Laboratory investigation; a journal of technical methods and pathology

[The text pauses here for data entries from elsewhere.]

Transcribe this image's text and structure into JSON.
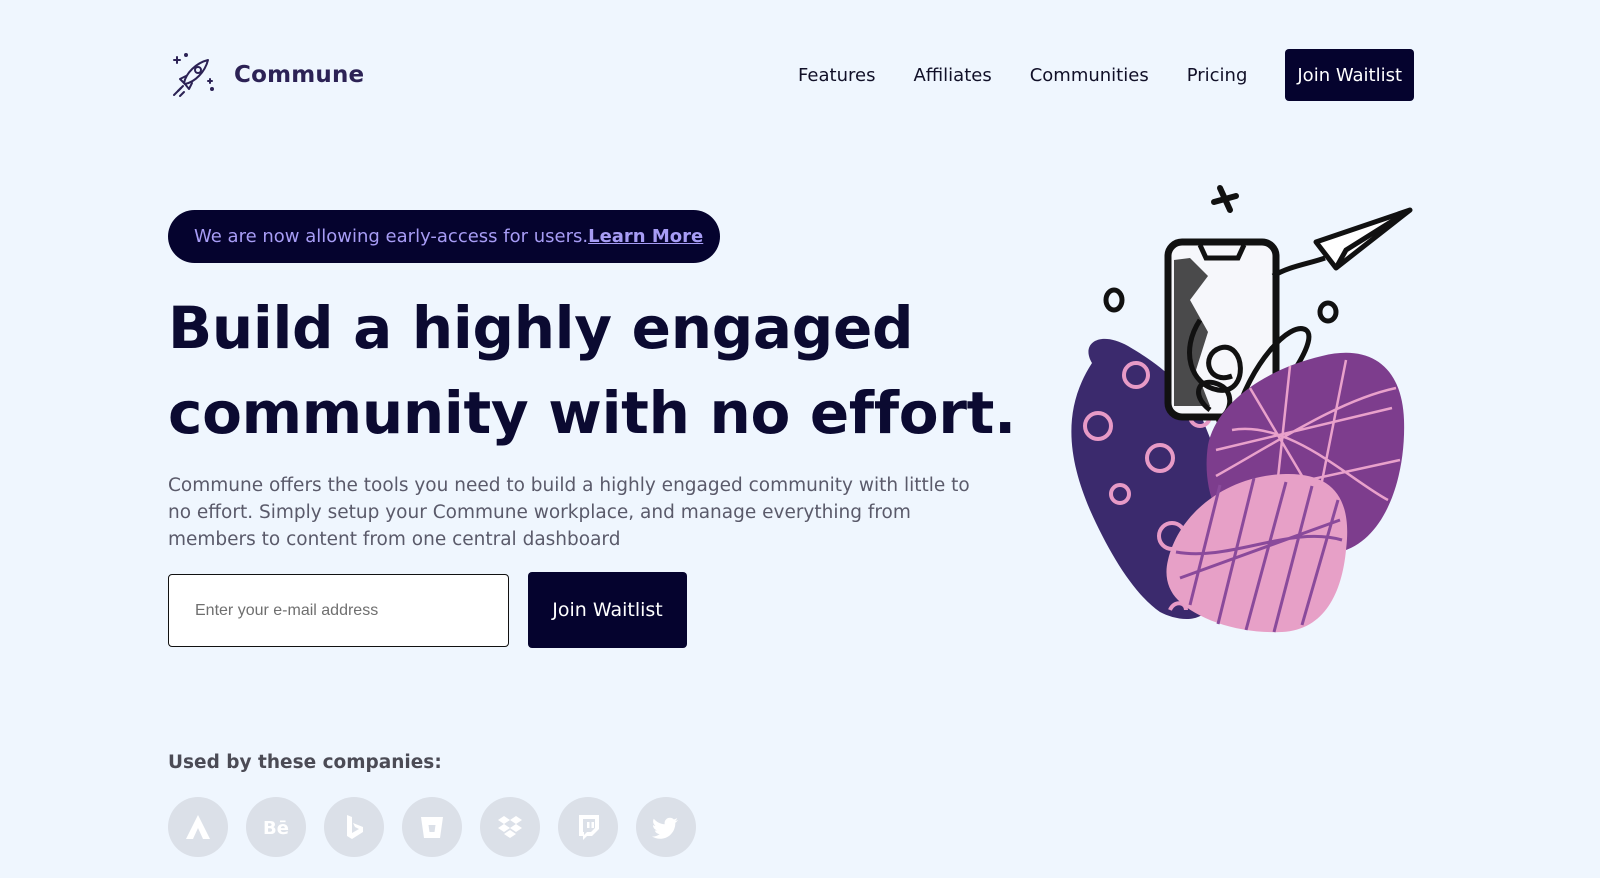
{
  "brand": {
    "name": "Commune",
    "logo_icon": "rocket-icon"
  },
  "nav": {
    "links": [
      {
        "label": "Features"
      },
      {
        "label": "Affiliates"
      },
      {
        "label": "Communities"
      },
      {
        "label": "Pricing"
      }
    ],
    "cta_label": "Join Waitlist"
  },
  "announcement": {
    "text": "We are now allowing early-access for users.",
    "link_label": "Learn More"
  },
  "hero": {
    "title_line1": "Build a highly engaged",
    "title_line2": "community with no effort.",
    "description": "Commune offers the tools you need to build a highly engaged community with little to no effort. Simply setup your Commune workplace, and manage everything from members to content from one central dashboard",
    "email_placeholder": "Enter your e-mail address",
    "email_value": "",
    "join_label": "Join Waitlist"
  },
  "companies": {
    "heading": "Used by these companies:",
    "logos": [
      "airtable-icon",
      "behance-icon",
      "bing-icon",
      "bitbucket-icon",
      "dropbox-icon",
      "twitch-icon",
      "twitter-icon"
    ]
  },
  "colors": {
    "background": "#eff6fe",
    "primary_dark": "#05032e",
    "pill_text": "#a79cf5",
    "logo_circle": "#dbe0e8"
  }
}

In vitro model systems for studying uterine leiomyomas are limited in that human-derived leiomyoma cells grow poorly in culture compared with normal myometrial cells and begin to senesce early, at approximately passage 10 in our studies. To our knowledge, a good in vitro human-derived cell culturing system for leiomyomas does not exist. In an attempt to fill this void, we have immortalized a uterine leiomyoma cell line by inducing telomerase activity, which allows cells to bypass their normal programmed senescence. Telomerase activity was induced by infecting the target (uterine leiomyoma and normal myometrial) cells with a retroviral vector containing hTERT, the gene for the catalytic subunit of telomerase. Subsequent analysis by RT-PCR and the telomeric repeat amplification protocol assay confirmed expression of the inserted gene and induction of telomerase activity in leiomyoma and myometrial cells. Analysis of cells for estrogen receptor-alpha and progesterone receptor proteins by Western blotting showed no change in expression of these proteins between the immortalized and parental leiomyoma and myometrial cells. Both immortalized and parental myometrial and leiomyoma cells expressed the smooth muscle-specific cytoskeletal protein alpha-actin and were negative for mutant p53 protein as evidenced by immunocytochemical staining. The immortalized leiomyoma and myometrial cells showed no anchorage-independent growth, with the exception of a small subpopulation of immortalized leiomyoma cells at a higher passage that did form two to three small colonies (per 50,000 cells) in soft agar. None of the immortalized cells were tumorigenic in nude mice. In conclusion, our data show the successful insertion of the hTERT gene into leiomyoma and myometrial cells and the immortalization of these cell lines without phenotypic alteration from the parental cell types (up to 200 population doublings). These cells should help to advance research in understanding the molecular pathways involved in the conversion of a normal myometrial cell to a leiomyoma cell and the mechanisms responsible for the growth of uterine leiomyomas. Answers to these questions will undoubtedly lead to the development of more effective treatment and intervention regimens for clinical cases of uterine leiomyoma.